• Problem statement
Your task is to give the data again, exactly, with every line intact.

Website and app data records
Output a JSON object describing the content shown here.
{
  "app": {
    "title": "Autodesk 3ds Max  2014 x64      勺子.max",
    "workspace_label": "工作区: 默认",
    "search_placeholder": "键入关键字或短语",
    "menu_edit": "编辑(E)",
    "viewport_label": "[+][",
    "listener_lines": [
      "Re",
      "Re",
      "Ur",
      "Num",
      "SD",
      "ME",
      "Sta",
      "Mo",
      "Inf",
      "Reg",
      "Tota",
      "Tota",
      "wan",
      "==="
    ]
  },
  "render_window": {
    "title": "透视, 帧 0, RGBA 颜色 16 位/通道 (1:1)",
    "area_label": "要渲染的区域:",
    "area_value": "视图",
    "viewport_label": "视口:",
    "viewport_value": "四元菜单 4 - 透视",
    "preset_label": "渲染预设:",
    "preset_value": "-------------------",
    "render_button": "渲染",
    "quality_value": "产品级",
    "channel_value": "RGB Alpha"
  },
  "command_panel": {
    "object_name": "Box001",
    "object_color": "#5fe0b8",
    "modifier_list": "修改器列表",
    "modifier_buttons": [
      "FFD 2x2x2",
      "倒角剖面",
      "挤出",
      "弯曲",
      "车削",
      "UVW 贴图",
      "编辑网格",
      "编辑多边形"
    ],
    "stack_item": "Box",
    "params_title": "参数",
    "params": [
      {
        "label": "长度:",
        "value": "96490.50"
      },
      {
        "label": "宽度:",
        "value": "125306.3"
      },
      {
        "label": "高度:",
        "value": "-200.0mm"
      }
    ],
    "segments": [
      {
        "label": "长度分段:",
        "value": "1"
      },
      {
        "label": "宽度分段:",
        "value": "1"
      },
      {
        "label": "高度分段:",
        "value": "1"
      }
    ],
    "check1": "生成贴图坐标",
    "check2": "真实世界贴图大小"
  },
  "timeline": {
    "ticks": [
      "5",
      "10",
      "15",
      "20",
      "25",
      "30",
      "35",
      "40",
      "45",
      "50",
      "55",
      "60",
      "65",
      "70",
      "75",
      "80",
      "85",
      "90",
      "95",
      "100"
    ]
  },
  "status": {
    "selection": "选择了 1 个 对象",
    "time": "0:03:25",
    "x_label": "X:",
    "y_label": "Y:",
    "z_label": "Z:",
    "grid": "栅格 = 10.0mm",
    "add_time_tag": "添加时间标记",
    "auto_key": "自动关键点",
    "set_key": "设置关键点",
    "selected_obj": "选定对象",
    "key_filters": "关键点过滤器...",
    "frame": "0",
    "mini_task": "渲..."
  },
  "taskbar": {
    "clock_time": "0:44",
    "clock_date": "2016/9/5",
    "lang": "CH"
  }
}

• Completed task
Output a JSON object describing the content shown here.
{
  "app": {
    "title": "Autodesk 3ds Max  2014 x64      勺子.max",
    "workspace_label": "工作区: 默认",
    "search_placeholder": "键入关键字或短语",
    "menu_edit": "编辑(E)",
    "viewport_label": "[+][",
    "listener_lines": [
      "Re",
      "Re",
      "Ur",
      "Num",
      "SD",
      "ME",
      "Sta",
      "Mo",
      "Inf",
      "Reg",
      "Tota",
      "Tota",
      "wan",
      "==="
    ]
  },
  "render_window": {
    "title": "透视, 帧 0, RGBA 颜色 16 位/通道 (1:1)",
    "area_label": "要渲染的区域:",
    "area_value": "视图",
    "viewport_label": "视口:",
    "viewport_value": "四元菜单 4 - 透视",
    "preset_label": "渲染预设:",
    "preset_value": "-------------------",
    "render_button": "渲染",
    "quality_value": "产品级",
    "channel_value": "RGB Alpha"
  },
  "command_panel": {
    "object_name": "Box001",
    "object_color": "#5fe0b8",
    "modifier_list": "修改器列表",
    "modifier_buttons": [
      "FFD 2x2x2",
      "倒角剖面",
      "挤出",
      "弯曲",
      "车削",
      "UVW 贴图",
      "编辑网格",
      "编辑多边形"
    ],
    "stack_item": "Box",
    "params_title": "参数",
    "params": [
      {
        "label": "长度:",
        "value": "96490.50"
      },
      {
        "label": "宽度:",
        "value": "125306.3"
      },
      {
        "label": "高度:",
        "value": "-200.0mm"
      }
    ],
    "segments": [
      {
        "label": "长度分段:",
        "value": "1"
      },
      {
        "label": "宽度分段:",
        "value": "1"
      },
      {
        "label": "高度分段:",
        "value": "1"
      }
    ],
    "check1": "生成贴图坐标",
    "check2": "真实世界贴图大小"
  },
  "timeline": {
    "ticks": [
      "5",
      "10",
      "15",
      "20",
      "25",
      "30",
      "35",
      "40",
      "45",
      "50",
      "55",
      "60",
      "65",
      "70",
      "75",
      "80",
      "85",
      "90",
      "95",
      "100"
    ]
  },
  "status": {
    "selection": "选择了 1 个 对象",
    "time": "0:03:25",
    "x_label": "X:",
    "y_label": "Y:",
    "z_label": "Z:",
    "grid": "栅格 = 10.0mm",
    "add_time_tag": "添加时间标记",
    "auto_key": "自动关键点",
    "set_key": "设置关键点",
    "selected_obj": "选定对象",
    "key_filters": "关键点过滤器...",
    "frame": "0",
    "mini_task": "渲..."
  },
  "taskbar": {
    "clock_time": "0:44",
    "clock_date": "2016/9/5",
    "lang": "CH"
  }
}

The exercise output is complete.